As far as I know, and I’ve looked pretty far and wide, there are no glossy or semi-glossy cream-colored papers available in the States. I’ve only found one cream-colored paper that works for Arabic calligraphy, and it doesn’t work as well as I’d like it to, so the only real option is to hand-dye paper. Calligraphy on pure white paper is too striking and looks wrong. So to dye paper in the traditional way, the ways Ottoman papersmiths would have, we can actually use tea as our dye. It may sound like an 8th grade history project, but it works, it’s permanent, and produces a very nice warm cream toned paper.
However, the problem with using black tea as a dye is that tea contains tannic acid. Not much, but enough to make your paper no longer acid-free or archival quality. So we have to add something to the tea to counteract the acidity. Calcium carbonate can’t harm paper, and is very basic, so it works to balance out the tannic acid.
I built a paper-press for flattening the paper. I used two pieces of 1-inch birch plywood, which I covered in acid-free craft paper. I put 8-inch bolts and massive handle clamps on the corners to press it down. Pretty easy assembly, just drill holes at the corners. I originally intended to have some on the sides as well, but once I got it together it seemed like the 4 corners would do it.
I used Lipton black tea and a quarter of a cup of CaCO3 from the health food store, and pH strips I found for 2 bucks on eBay. With this, or any other project involving paper arts and water, you must use only distilled water. This ensures archival-quality results. I used 15 bags of tea for a gallon of water.
I strung up some clothes-line in the basement and used about 100 bullclips. They need to be clipped to the verrrrrry edge, because they’ll crimp the paper. Then it’s just a matter of letting the paper sit in a bath of tea for about a minute to 2 minutes, and clipping it to the line. I clamp both sides of the paper, as opposed to just one, because if you only clip one side it will curl up big-time as it dries. You can’t just clip it to the line and leave, however. You need to stand around and flick the bottom of the paper as the tea beads along the bottom edge. If you don’t, you end up with this line of brown along the bottom of the page:
I let the paper sit on the line for about an hour, until it was mostly dry. I’ve found that clamping it when still wet doesn’t work, and the paper comes out all wrinkled and ruined.
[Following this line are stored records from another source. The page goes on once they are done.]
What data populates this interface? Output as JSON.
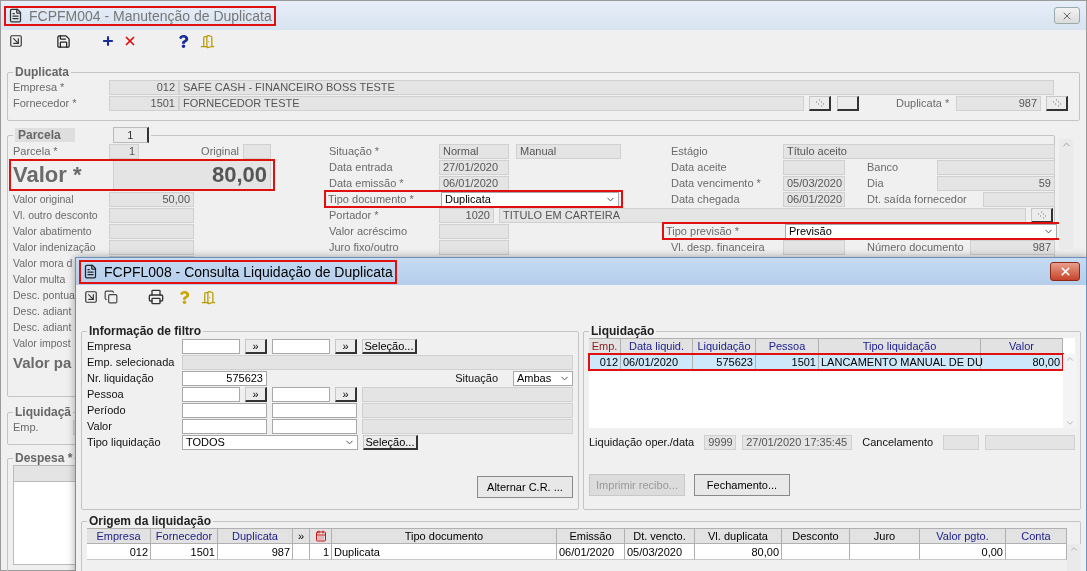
{
  "main_window": {
    "title": "FCPFM004 - Manutenção de Duplicata",
    "highlighted": true
  },
  "duplicata": {
    "legend": "Duplicata",
    "empresa": {
      "label": "Empresa *",
      "code": "012",
      "name": "SAFE CASH - FINANCEIRO BOSS TESTE"
    },
    "fornecedor": {
      "label": "Fornecedor *",
      "code": "1501",
      "name": "FORNECEDOR TESTE"
    },
    "duplicata": {
      "label": "Duplicata *",
      "value": "987"
    }
  },
  "parcela": {
    "legend": "Parcela",
    "tab": "1",
    "parcela": {
      "label": "Parcela *",
      "value": "1"
    },
    "original": {
      "label": "Original"
    },
    "valor": {
      "label": "Valor *",
      "value": "80,00",
      "highlighted": true
    },
    "left_fields": [
      {
        "label": "Valor original",
        "value": "50,00"
      },
      {
        "label": "Vl. outro desconto"
      },
      {
        "label": "Valor abatimento"
      },
      {
        "label": "Valor indenização"
      },
      {
        "label": "Valor mora d"
      },
      {
        "label": "Valor multa"
      },
      {
        "label": "Desc. pontua"
      },
      {
        "label": "Desc. adiant"
      },
      {
        "label": "Desc. adiant"
      },
      {
        "label": "Valor impost"
      }
    ],
    "valor_pago": {
      "label": "Valor pa"
    },
    "situacao": {
      "label": "Situação *",
      "value": "Normal",
      "origin": "Manual"
    },
    "data_entrada": {
      "label": "Data entrada",
      "value": "27/01/2020"
    },
    "data_emissao": {
      "label": "Data emissão *",
      "value": "06/01/2020"
    },
    "tipo_documento": {
      "label": "Tipo documento *",
      "value": "Duplicata",
      "highlighted": true
    },
    "portador": {
      "label": "Portador *",
      "code": "1020",
      "name": "TITULO EM CARTEIRA"
    },
    "valor_acrescimo": {
      "label": "Valor acréscimo"
    },
    "juro": {
      "label": "Juro fixo/outro"
    },
    "estagio": {
      "label": "Estágio",
      "value": "Título aceito"
    },
    "data_aceite": {
      "label": "Data aceite"
    },
    "banco": {
      "label": "Banco"
    },
    "data_vencimento": {
      "label": "Data vencimento *",
      "value": "05/03/2020"
    },
    "dia": {
      "label": "Dia",
      "value": "59"
    },
    "data_chegada": {
      "label": "Data chegada",
      "value": "06/01/2020"
    },
    "dt_saida": {
      "label": "Dt. saída fornecedor"
    },
    "tipo_previsao": {
      "label": "Tipo previsão *",
      "value": "Previsão",
      "highlighted": true
    },
    "vl_desp": {
      "label": "Vl. desp. financeira"
    },
    "numero_documento": {
      "label": "Número documento",
      "value": "987"
    }
  },
  "liquidacao": {
    "legend": "Liquidaçã",
    "emp_label": "Emp."
  },
  "despesa": {
    "legend": "Despesa *"
  },
  "dialog": {
    "title": "FCPFL008 - Consulta Liquidação de Duplicata",
    "highlighted": true,
    "filter": {
      "legend": "Informação de filtro",
      "empresa": {
        "label": "Empresa",
        "more": [
          "»",
          "»"
        ],
        "button": "Seleção..."
      },
      "emp_selecionada": {
        "label": "Emp. selecionada"
      },
      "nr_liquidacao": {
        "label": "Nr. liquidação",
        "value": "575623"
      },
      "situacao": {
        "label": "Situação",
        "value": "Ambas"
      },
      "pessoa": {
        "label": "Pessoa",
        "more": [
          "»",
          "»"
        ]
      },
      "periodo": {
        "label": "Período"
      },
      "valor": {
        "label": "Valor"
      },
      "tipo_liquidacao": {
        "label": "Tipo liquidação",
        "value": "TODOS",
        "button": "Seleção..."
      },
      "alternar_button": "Alternar C.R. ..."
    },
    "liquidacao": {
      "legend": "Liquidação",
      "columns": [
        {
          "label": "Emp.",
          "color": "#8b1c1c"
        },
        {
          "label": "Data liquid.",
          "color": "#1c1c8c"
        },
        {
          "label": "Liquidação",
          "color": "#1c1c8c"
        },
        {
          "label": "Pessoa",
          "color": "#1c1c8c"
        },
        {
          "label": "Tipo liquidação",
          "color": "#1c1c8c"
        },
        {
          "label": "Valor",
          "color": "#1c1c8c"
        }
      ],
      "rows": [
        {
          "cells": [
            "012",
            "06/01/2020",
            "575623",
            "1501",
            "LANCAMENTO MANUAL DE DU",
            "80,00"
          ],
          "selected": true,
          "highlighted": true
        }
      ],
      "oper_label": "Liquidação oper./data",
      "oper_code": "9999",
      "oper_date": "27/01/2020 17:35:45",
      "cancel_label": "Cancelamento",
      "buttons": [
        {
          "label": "Imprimir recibo...",
          "disabled": true
        },
        {
          "label": "Fechamento...",
          "disabled": false
        }
      ]
    },
    "origem": {
      "legend": "Origem da liquidação",
      "columns": [
        {
          "kind": "text",
          "label": "Empresa",
          "linked": true
        },
        {
          "kind": "text",
          "label": "Fornecedor",
          "linked": true
        },
        {
          "kind": "text",
          "label": "Duplicata",
          "linked": true
        },
        {
          "kind": "text",
          "label": "»",
          "linked": false
        },
        {
          "kind": "icon"
        },
        {
          "kind": "text",
          "label": "Tipo documento",
          "linked": false
        },
        {
          "kind": "text",
          "label": "Emissão",
          "linked": false
        },
        {
          "kind": "text",
          "label": "Dt. vencto.",
          "linked": false
        },
        {
          "kind": "text",
          "label": "Vl. duplicata",
          "linked": false
        },
        {
          "kind": "text",
          "label": "Desconto",
          "linked": false
        },
        {
          "kind": "text",
          "label": "Juro",
          "linked": false
        },
        {
          "kind": "text",
          "label": "Valor  pgto.",
          "linked": true
        },
        {
          "kind": "text",
          "label": "Conta",
          "linked": true
        }
      ],
      "rows": [
        {
          "cells": [
            "012",
            "1501",
            "987",
            null,
            "1",
            "Duplicata",
            "06/01/2020",
            "05/03/2020",
            "80,00",
            null,
            null,
            "0,00",
            null
          ]
        }
      ]
    }
  }
}
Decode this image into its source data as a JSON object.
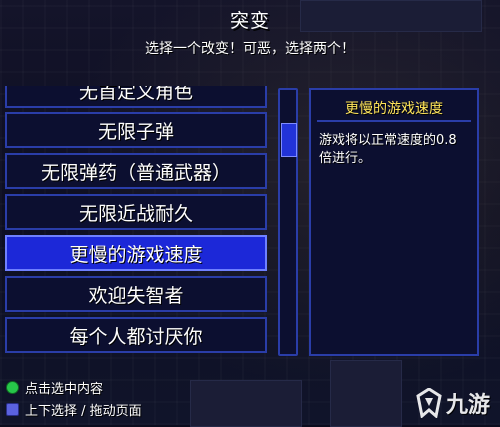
{
  "screen": {
    "title": "突变",
    "subtitle": "选择一个改变！可恶，选择两个！"
  },
  "mutations": [
    {
      "label": "无首定义角色",
      "selected": false
    },
    {
      "label": "无限子弹",
      "selected": false
    },
    {
      "label": "无限弹药（普通武器）",
      "selected": false
    },
    {
      "label": "无限近战耐久",
      "selected": false
    },
    {
      "label": "更慢的游戏速度",
      "selected": true
    },
    {
      "label": "欢迎失智者",
      "selected": false
    },
    {
      "label": "每个人都讨厌你",
      "selected": false
    }
  ],
  "description": {
    "title": "更慢的游戏速度",
    "body": "游戏将以正常速度的0.8倍进行。"
  },
  "hints": [
    {
      "icon": "green-button-icon",
      "text": "点击选中内容"
    },
    {
      "icon": "blue-button-icon",
      "text": "上下选择 / 拖动页面"
    }
  ],
  "watermark": {
    "text": "九游"
  },
  "colors": {
    "panel_bg": "#0c0f30",
    "panel_border": "#2a3da8",
    "selected_bg": "#1c28d8",
    "description_title": "#ffe55a"
  }
}
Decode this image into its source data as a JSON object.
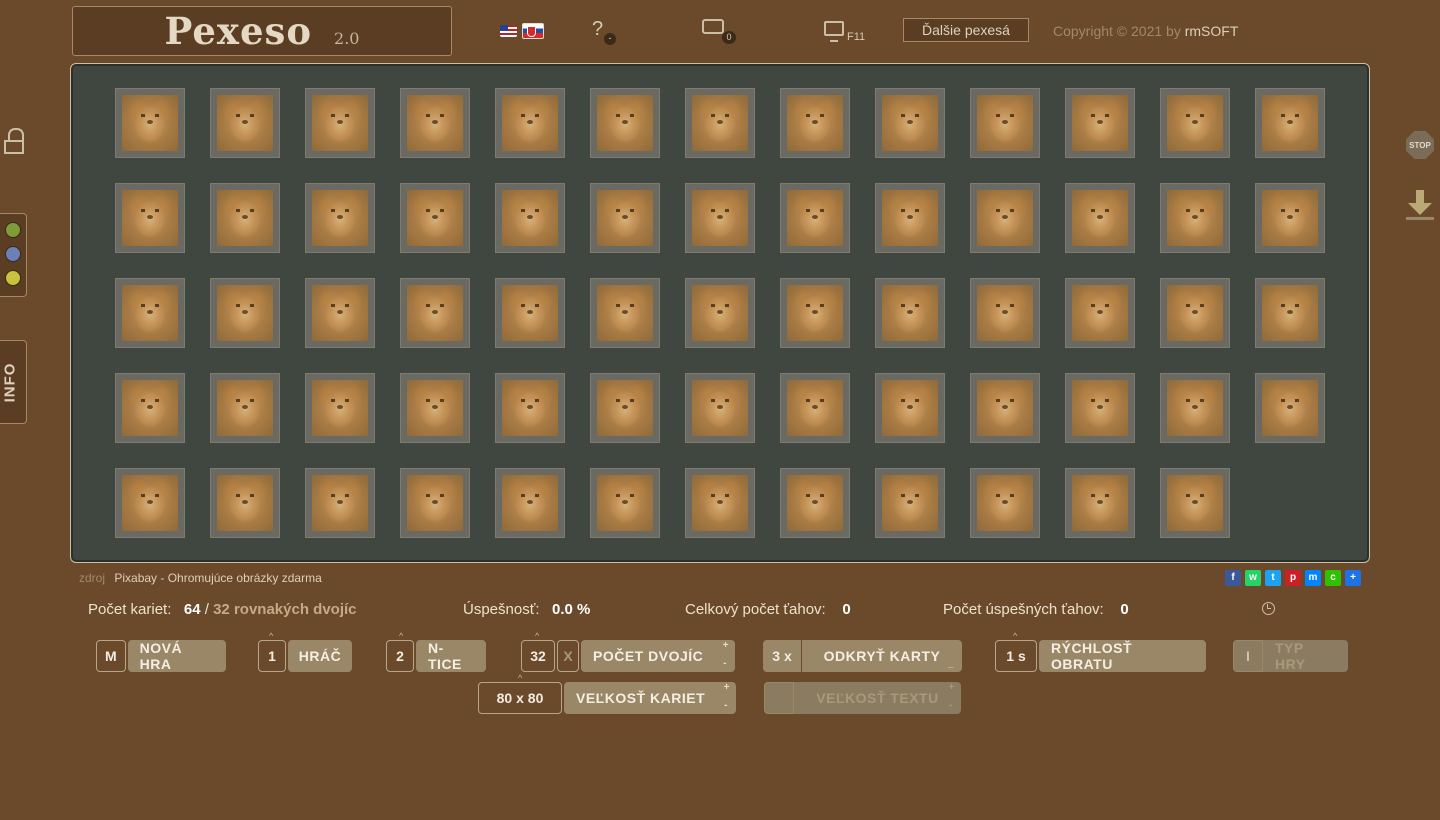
{
  "header": {
    "title": "Pexeso",
    "version": "2.0",
    "help_symbol": "?",
    "help_badge": "-",
    "keyboard_badge": "0",
    "fullscreen_key": "F11",
    "more_button": "Ďalšie pexesá",
    "copyright_prefix": "Copyright © 2021 by",
    "copyright_brand": "rmSOFT"
  },
  "board": {
    "columns": 13,
    "card_count": 64,
    "card_image": "lion-face"
  },
  "source": {
    "label": "zdroj",
    "text": "Pixabay - Ohromujúce obrázky zdarma"
  },
  "share": [
    {
      "icon": "facebook-icon",
      "glyph": "f",
      "color": "#3b5998"
    },
    {
      "icon": "whatsapp-icon",
      "glyph": "w",
      "color": "#25d366"
    },
    {
      "icon": "twitter-icon",
      "glyph": "t",
      "color": "#1da1f2"
    },
    {
      "icon": "pinterest-icon",
      "glyph": "p",
      "color": "#cb2027"
    },
    {
      "icon": "messenger-icon",
      "glyph": "m",
      "color": "#0084ff"
    },
    {
      "icon": "wechat-icon",
      "glyph": "c",
      "color": "#2dc100"
    },
    {
      "icon": "more-share-icon",
      "glyph": "+",
      "color": "#1d72e8"
    }
  ],
  "stats": {
    "cards_label": "Počet kariet:",
    "cards_value": "64",
    "pairs_sep": "/",
    "pairs_value": "32",
    "pairs_label": "rovnakých dvojíc",
    "success_label": "Úspešnosť:",
    "success_value": "0.0 %",
    "moves_label": "Celkový počet ťahov:",
    "moves_value": "0",
    "good_moves_label": "Počet úspešných ťahov:",
    "good_moves_value": "0"
  },
  "controls": {
    "new_game": {
      "key": "M",
      "label": "NOVÁ HRA"
    },
    "players": {
      "value": "1",
      "label": "HRÁČ",
      "caret": "^"
    },
    "ntice": {
      "value": "2",
      "label": "N-TICE",
      "caret": "^"
    },
    "pairs": {
      "value": "32",
      "x": "X",
      "label": "POČET DVOJÍC",
      "caret": "^",
      "inc": "+",
      "dec": "-"
    },
    "reveal": {
      "value": "3 x",
      "label": "ODKRYŤ KARTY",
      "dec": "_"
    },
    "speed": {
      "value": "1 s",
      "label": "RÝCHLOSŤ OBRATU",
      "caret": "^"
    },
    "game_type": {
      "value": "I",
      "label": "TYP HRY"
    },
    "card_size": {
      "value": "80 x 80",
      "label": "VEĽKOSŤ KARIET",
      "caret": "^",
      "inc": "+",
      "dec": "-"
    },
    "text_size": {
      "value": "",
      "label": "VEĽKOSŤ TEXTU",
      "inc": "+",
      "dec": "-"
    }
  },
  "colors": {
    "background": "#6b4a2b",
    "board": "#404741",
    "button": "#9a8768",
    "dot_green": "#7e9d3a",
    "dot_blue": "#6b7fb8",
    "dot_yellow": "#c9c23c"
  },
  "side": {
    "info_label": "INFO",
    "stop_label": "STOP"
  }
}
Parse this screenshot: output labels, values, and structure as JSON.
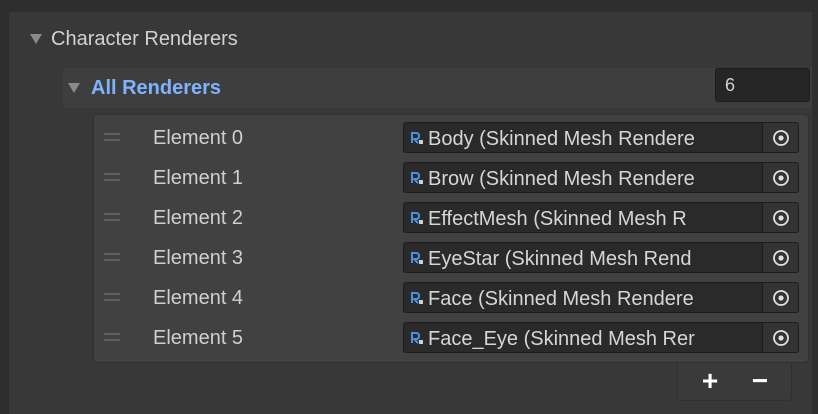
{
  "section": {
    "title": "Character Renderers"
  },
  "list": {
    "title": "All Renderers",
    "size": "6",
    "elements": [
      {
        "label": "Element 0",
        "value": "Body (Skinned Mesh Rendere"
      },
      {
        "label": "Element 1",
        "value": "Brow (Skinned Mesh Rendere"
      },
      {
        "label": "Element 2",
        "value": "EffectMesh (Skinned Mesh R"
      },
      {
        "label": "Element 3",
        "value": "EyeStar (Skinned Mesh Rend"
      },
      {
        "label": "Element 4",
        "value": "Face (Skinned Mesh Rendere"
      },
      {
        "label": "Element 5",
        "value": "Face_Eye (Skinned Mesh Rer"
      }
    ],
    "add_label": "+",
    "remove_label": "−"
  },
  "colors": {
    "accent_title": "#7fb3ff",
    "mesh_icon": "#4a90e2"
  },
  "icons": {
    "foldout": "triangle-down-icon",
    "drag": "drag-handle-icon",
    "mesh": "skinned-mesh-renderer-icon",
    "picker": "object-picker-icon"
  }
}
I wiped any excess tea or calcium residue off the papers and stacked them up, then sandwiched them between two pieces of book board, and clamped them for 24 hours.
This is what I did when I took it out of the clamps: